- [Work task]
Find the number of lines below in which the word "Show" appears, and write that number only.

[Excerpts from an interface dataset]

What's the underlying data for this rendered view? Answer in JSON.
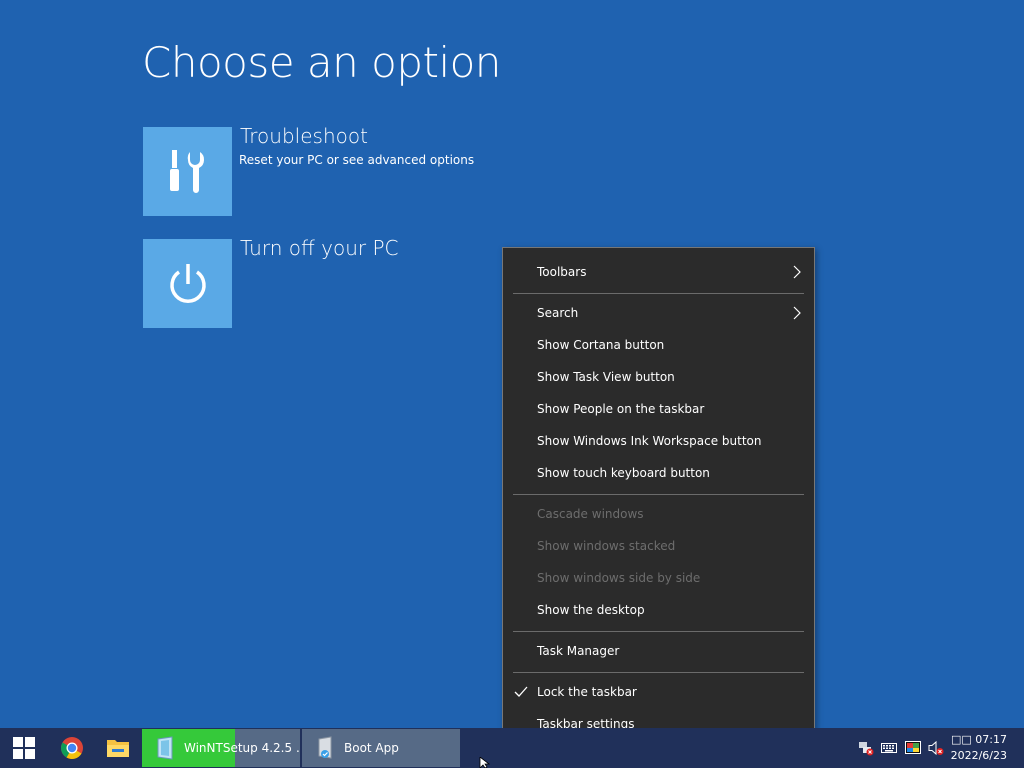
{
  "screen": {
    "title": "Choose an option",
    "options": [
      {
        "title": "Troubleshoot",
        "description": "Reset your PC or see advanced options",
        "icon": "tools-icon"
      },
      {
        "title": "Turn off your PC",
        "description": "",
        "icon": "power-icon"
      }
    ]
  },
  "context_menu": {
    "items": [
      {
        "label": "Toolbars",
        "submenu": true
      },
      {
        "label": "Search",
        "submenu": true
      },
      {
        "label": "Show Cortana button"
      },
      {
        "label": "Show Task View button"
      },
      {
        "label": "Show People on the taskbar"
      },
      {
        "label": "Show Windows Ink Workspace button"
      },
      {
        "label": "Show touch keyboard button"
      },
      {
        "label": "Cascade windows",
        "disabled": true
      },
      {
        "label": "Show windows stacked",
        "disabled": true
      },
      {
        "label": "Show windows side by side",
        "disabled": true
      },
      {
        "label": "Show the desktop"
      },
      {
        "label": "Task Manager"
      },
      {
        "label": "Lock the taskbar",
        "checked": true
      },
      {
        "label": "Taskbar settings"
      }
    ]
  },
  "taskbar": {
    "apps": [
      {
        "label": "WinNTSetup 4.2.5   ...",
        "progress": 0.59
      },
      {
        "label": "Boot App"
      }
    ],
    "clock": {
      "time": "□□ 07:17",
      "date": "2022/6/23"
    }
  },
  "colors": {
    "background": "#1f62b0",
    "tile": "#5aa9e6",
    "menu_bg": "#2b2b2b",
    "taskbar": "#20305a",
    "progress": "#35c93a"
  }
}
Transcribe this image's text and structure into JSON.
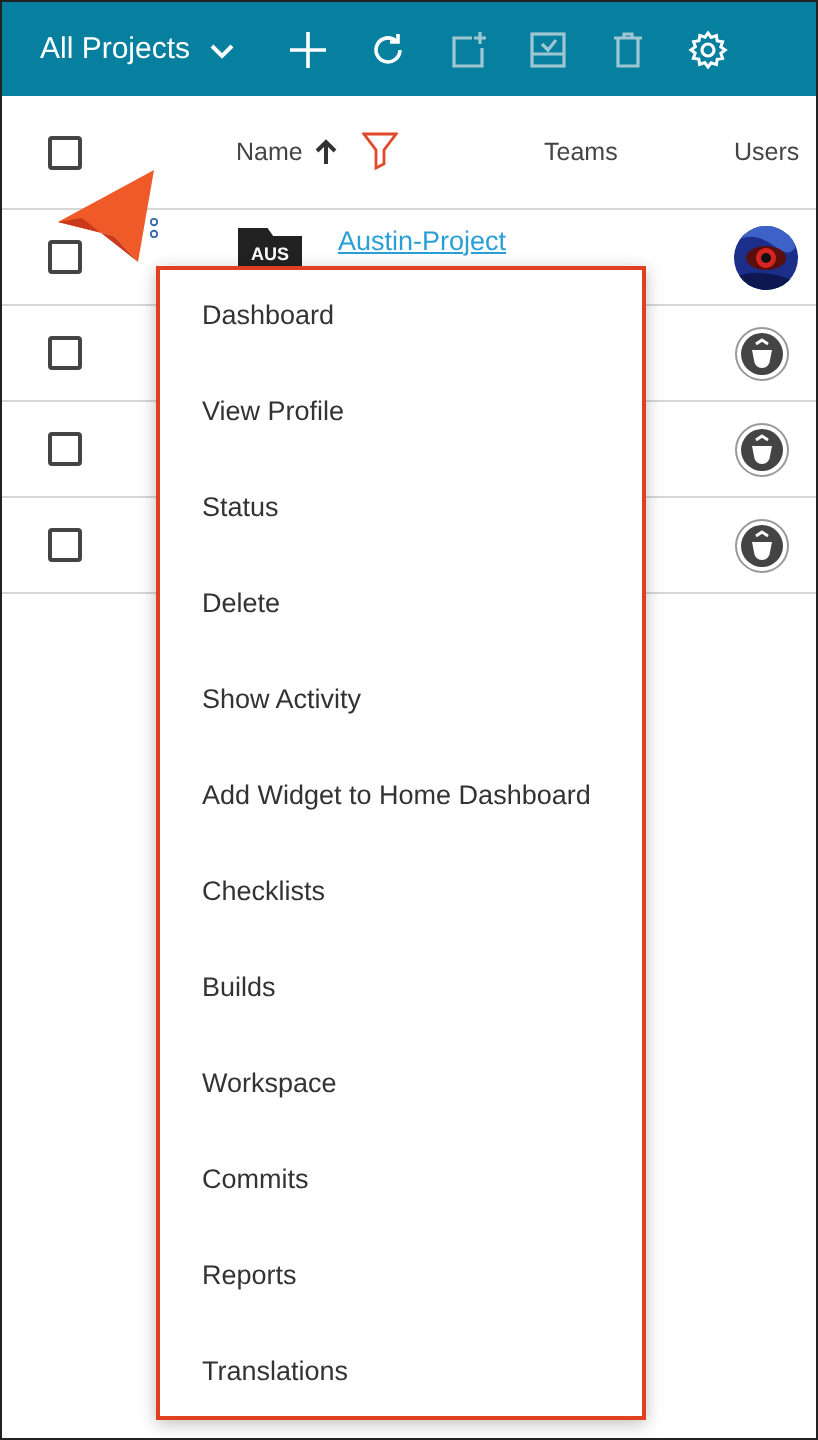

- [Solution for this exercise]
8